Check out the third quarter investment returns in the table below. Large cap US equities were up 1.1% while small cap stocks lost -6.7% and are officially in a “correction” – down over 10% from their highs, a bear market is typically defined as down 20% from the highs fyi.
A strong US dollar (up 7% against a basket of currencies in Q3) ate into foreign equity returns in overseas markets. The EAFE index of developed country markets lost -5.9% in the quarter – mainly because of weaker currencies. Most bond yields moved sideways except for High Yield junk bonds which sold off as spreads widened against treasuries to 420 bp in a risk off trade.
This week – tear gas and pepper spray greeted protesters in Hong Kong. Citizens want the right to vote – as promised by Beijing. China’s President Xi Jinping is crawfishing on that promise wanting to keep Hong Kong in line and not encourage the rest of China towards universal suffrage.
The S&P 500 dropped to 1968, almost 1% over the week. Small caps lost closer to 2%.
Stocks have struggled ever since the S&P 500 crossed the 2000 level in late August – the reason? Investors have been too complacent amidst geopolitical storms; valuation is bit stretched and global growth spotty. We probably will need good third quarter earnings (about to be reported in October) to stabilize the market.
Yields on short term T-bills dipped below zero early in the week. Banks have cut back borrowing via “repos” to money market funds (MMF) – the banks were window dressing end of quarter balance sheets. The MMFs need high quality assets and were scrambling to buy short T-bills due Oct 2 at –.1%. Meanwhile, ten year treasury bonds ended the week down a little – just shy of 2.50%.
There was lots of talk this week about the “illiquid bond market”. Dealers have been stepping back from making markets and inventories are low. Part of that is due to more regulations. Illiquidity means wider swings in prices.
Employment releases are the most influential macro indicators for capital markets. On that front, September’s employment report out Friday was clearly better than expected. Payroll employment rose a more-than-expected 248,000 and the prior two months were revised up +69,000. Private sector employment was solid. Furthermore the unemployment rate fell to 5.9%.
Despite Middle East turmoil oil prices are falling. Brent dropped to $92, down almost 20% since the year’s peak of $115 on June 19. Ed Yardeni explains: (1) US crude production is soaring to 9.2mbd in September, up from 4.2mbd in 2009. Imports are down. Exports are up. (2) fuel efficiency in the US is way up (3) demand is down owing to global economic weakness.

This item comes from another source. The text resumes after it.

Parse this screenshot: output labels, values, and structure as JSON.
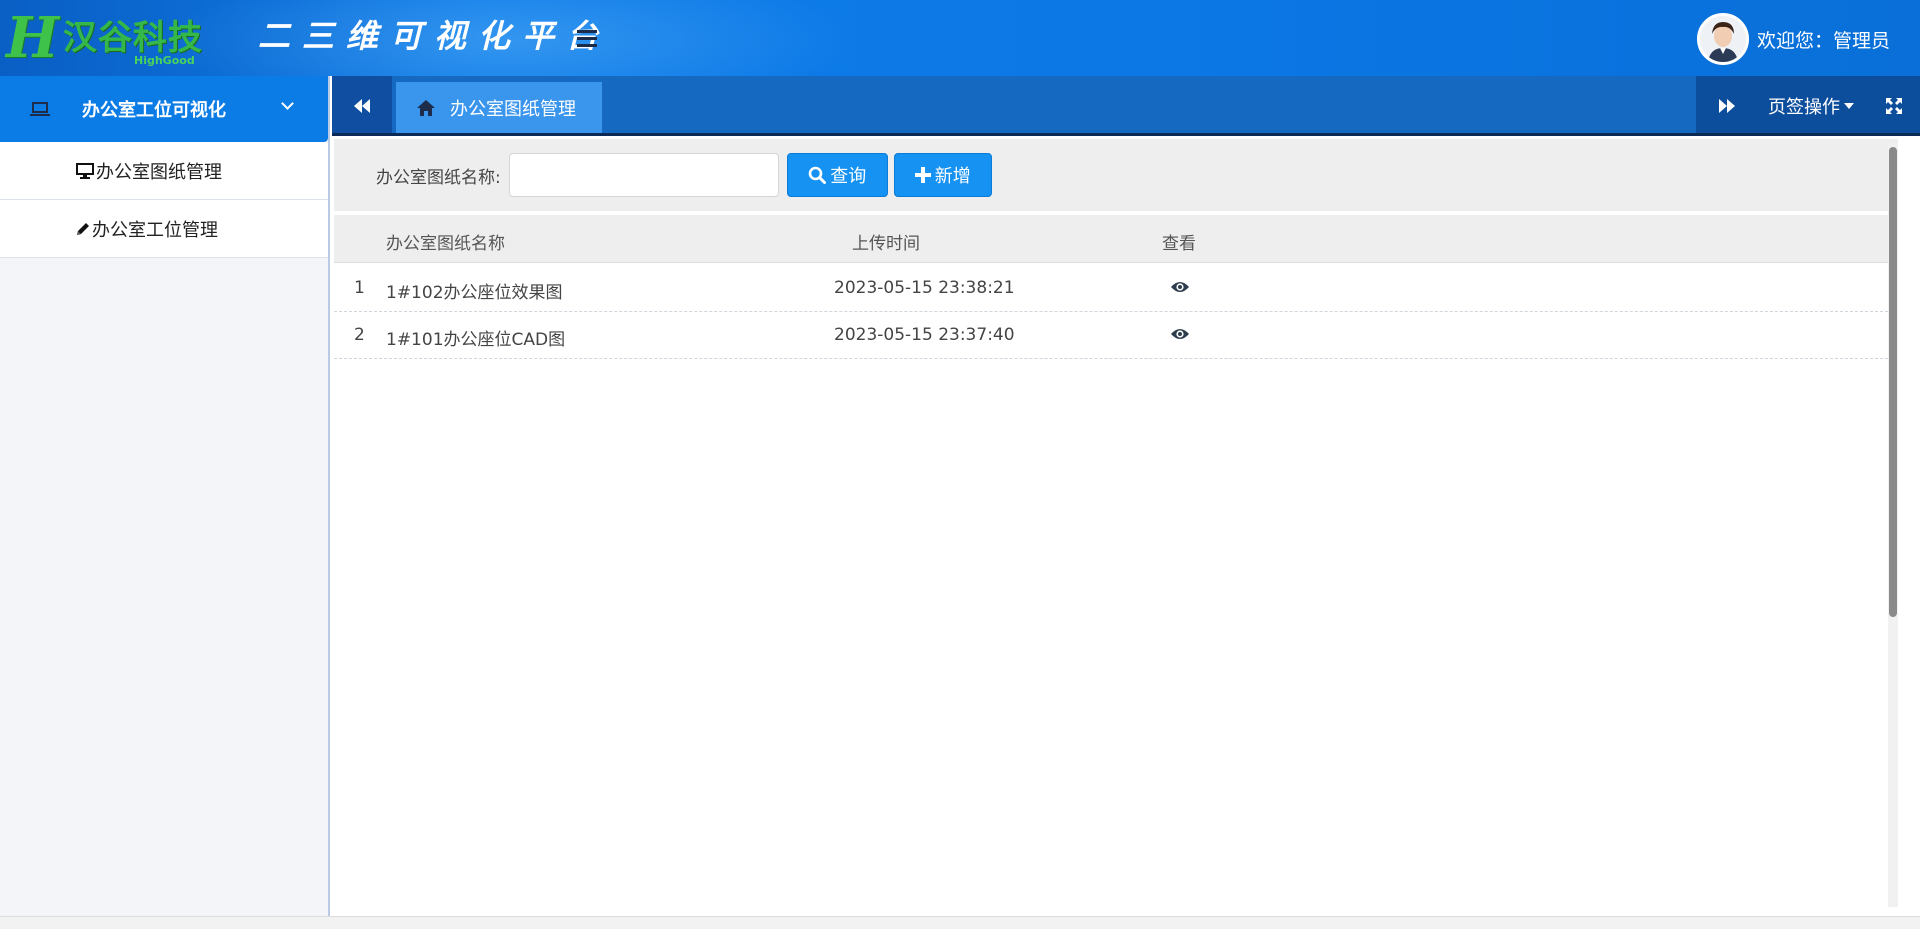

A final reason is (4) strength in the dollar. Yardeni says “Commodity prices in general tend to rise (fall) when the dollar is falling (rising). That’s because a strong dollar increases the local currency prices of commodities, which tend to be traded in dollars. Rising local prices around the world tend to depress the global demand for commodities. The same applies to oil.”
India’s new pro-business Prime Minister was in Washington and NYC this week in an attempt to convince investors that India is once again open for business. AEI notes “He appears earnest about his desire to slash red tape and replace it with a red carpet for investors. But those expecting Mr. Modi to dramatically reinvent India’s government, rather than merely rein in its infamous bureaucracy, will likely be disappointed.”

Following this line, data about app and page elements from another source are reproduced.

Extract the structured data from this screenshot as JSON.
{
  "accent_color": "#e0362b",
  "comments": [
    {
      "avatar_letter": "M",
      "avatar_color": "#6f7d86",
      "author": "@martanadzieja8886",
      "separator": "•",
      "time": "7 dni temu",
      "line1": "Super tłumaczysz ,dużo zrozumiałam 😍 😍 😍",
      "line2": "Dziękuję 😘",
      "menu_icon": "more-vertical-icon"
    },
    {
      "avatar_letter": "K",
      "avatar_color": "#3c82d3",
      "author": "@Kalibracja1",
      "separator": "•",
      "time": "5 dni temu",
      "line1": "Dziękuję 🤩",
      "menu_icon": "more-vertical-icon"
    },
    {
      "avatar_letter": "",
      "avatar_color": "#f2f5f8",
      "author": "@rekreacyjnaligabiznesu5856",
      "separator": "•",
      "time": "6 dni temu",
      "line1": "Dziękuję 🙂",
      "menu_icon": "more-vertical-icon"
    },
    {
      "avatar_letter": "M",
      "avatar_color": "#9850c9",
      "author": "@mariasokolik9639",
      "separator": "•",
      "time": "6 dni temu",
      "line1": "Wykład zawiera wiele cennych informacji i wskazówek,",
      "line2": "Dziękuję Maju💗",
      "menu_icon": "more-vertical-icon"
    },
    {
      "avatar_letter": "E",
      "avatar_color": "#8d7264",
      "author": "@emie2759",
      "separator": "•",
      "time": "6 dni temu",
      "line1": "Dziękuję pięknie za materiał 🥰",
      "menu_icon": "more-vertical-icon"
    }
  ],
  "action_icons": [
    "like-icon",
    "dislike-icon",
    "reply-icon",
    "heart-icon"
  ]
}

Not much data out next week. The FOMC minutes from the September 16/17 meeting will be released on Tuesday. And the IMF annual meetings will be in DC where they will release new global growth predictions. Director Christine Lagarde indicates that growth next year will be less than previously forecast.
Chief Investment Officer